Top 10 Hiring Mistakes, #8: Blowing the First 90 Days
A successful hire doesn’t end with a job offer and a handshake. “Welcome aboard” is just the beginning.
Even overachievers need support, direction and encouragement in their first 90 days, and HR training sessions and employee manuals won’t cut it. It’s up to you to help your new team member feel comfortable with her role and colleagues, or you might lose her. And that’s a hiring mistake you don’t want to make.
When I hire someone, I start by making the new employee’s success an explicit personal goal. This might sound something like:
By the end of 90 days:
I want the team to wonder how they got along before Mary joined.
I want Mary to say, “I never thought I’d enjoy a job so much.”
I want to be excited about Mary’s contribution to the organization’s future.
The particulars of these goals can vary, of course. The point is to imagine what a “win” might be for Mary – and for you. Like any goal, you have to make it a reality by doing what it takes to get there, not just talking about it.
If you want to do “onboarding” right, I recommend the following approaches:
1) Everyone pitches in: Your team may need to be reminded to make an extra effort to be welcoming. Just as the human body can reject a transplanted organ, existing teams can be hostile to new members without the right groundwork. Getting your team involved in the hiring process is a good start; but don’t stop there. Ask the team for thoughts about how to make the new person feel welcome, perhaps something that helped them in their early days on the job.

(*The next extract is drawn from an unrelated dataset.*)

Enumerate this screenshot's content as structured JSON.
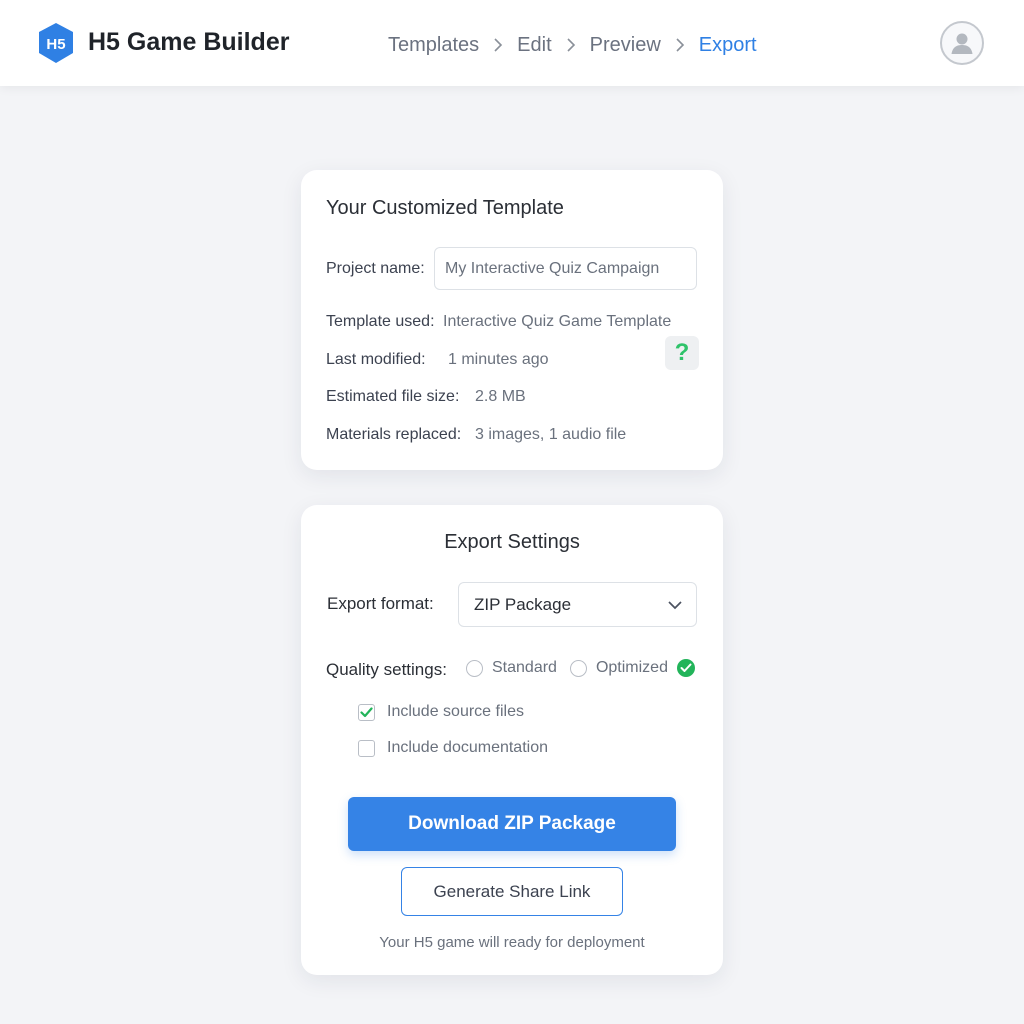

Just reminding the team about first-day anxiety will communicate a level of care that can pay dividends.
2) Cut ‘em some slack: A new hire can put herself under a tremendous amount of pressure to get results right away, the better to show the team what she’s made of. Ask her not to go all out right away. Her first few months should be spent listening, observing, getting to know her teammates, and building trust. Tell her you know she’ll do well – that’s why you hired her. But for now, “job one” is to build trust and to learn from her new colleagues.

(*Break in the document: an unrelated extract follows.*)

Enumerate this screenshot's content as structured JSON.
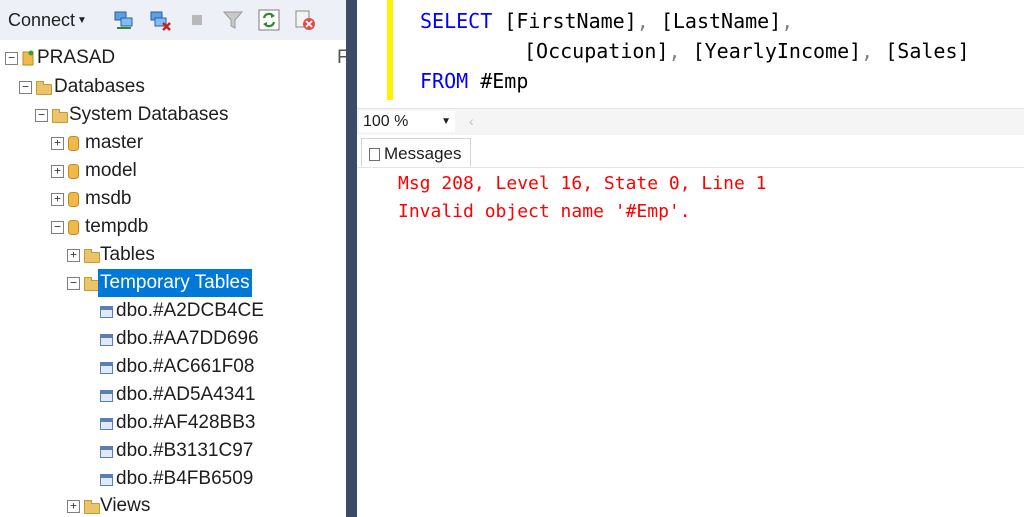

3) Get the feedback going: Ask your newcomer for permission to provide frank, real-time feedback (which doesn’t mean you’ll be breathing down her neck – it means you’ll be there to offer help and suggestions.) Likewise, tell her that you’ll want to hear her unvarnished perspective on the way you work – so the feedback goes both ways. In order to make the process more effective, bear in mind that the best feedback happens in real time. If you can catch someone in the moment, while the teaching opportunity is still fresh, it’s better than calling her into your office for a performance summit days or weeks later. Just after a meeting, call or conversation, it should be no big deal to say, “I noticed a bit of tension when… I wonder if we might explore what you were thinking when… Or, tell me if I’m helping when I…”
4) Be clear: There should be no doubt about the new hire’s roles, her reporting relationships, and, once acclimated, what she’ll be expected to deliver. But remember that over the long haul, successful hires do far more than just “get work done”. They do their jobs in a way that empowers others, builds the organization, reduces conflict and creates harmony. Remember, people are hired for what they can do, but get fired for how they go about it. Remind your new hires that the “how” can be more important than the what – and give them the coaching they need to understand what that means.

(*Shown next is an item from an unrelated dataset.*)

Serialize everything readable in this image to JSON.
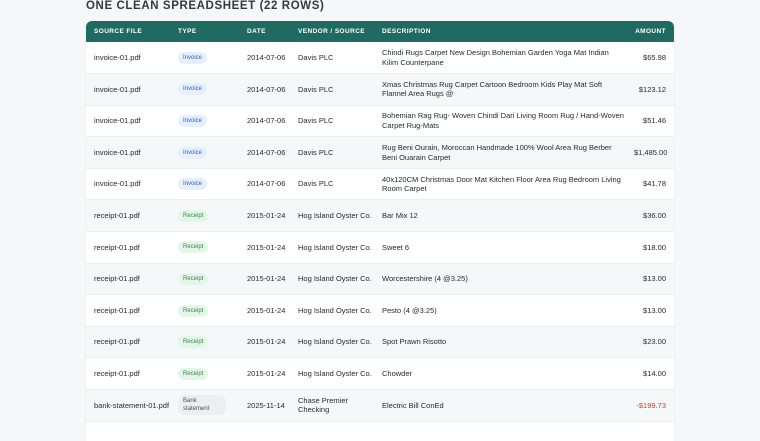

5) Values – show, don’t tell: It’s easy to rattle off a list of virtues when you’re describing what your organization is all about. Companies love to talk about the importance of integrity, cooperation and social responsibility. But you’re fooling yourself if you think you can teach your employees virtues by reading them from the handbook. Your organization’s values come from where it spends its time, money, and energy. And perhaps more than that, how its people act, and the choices they make.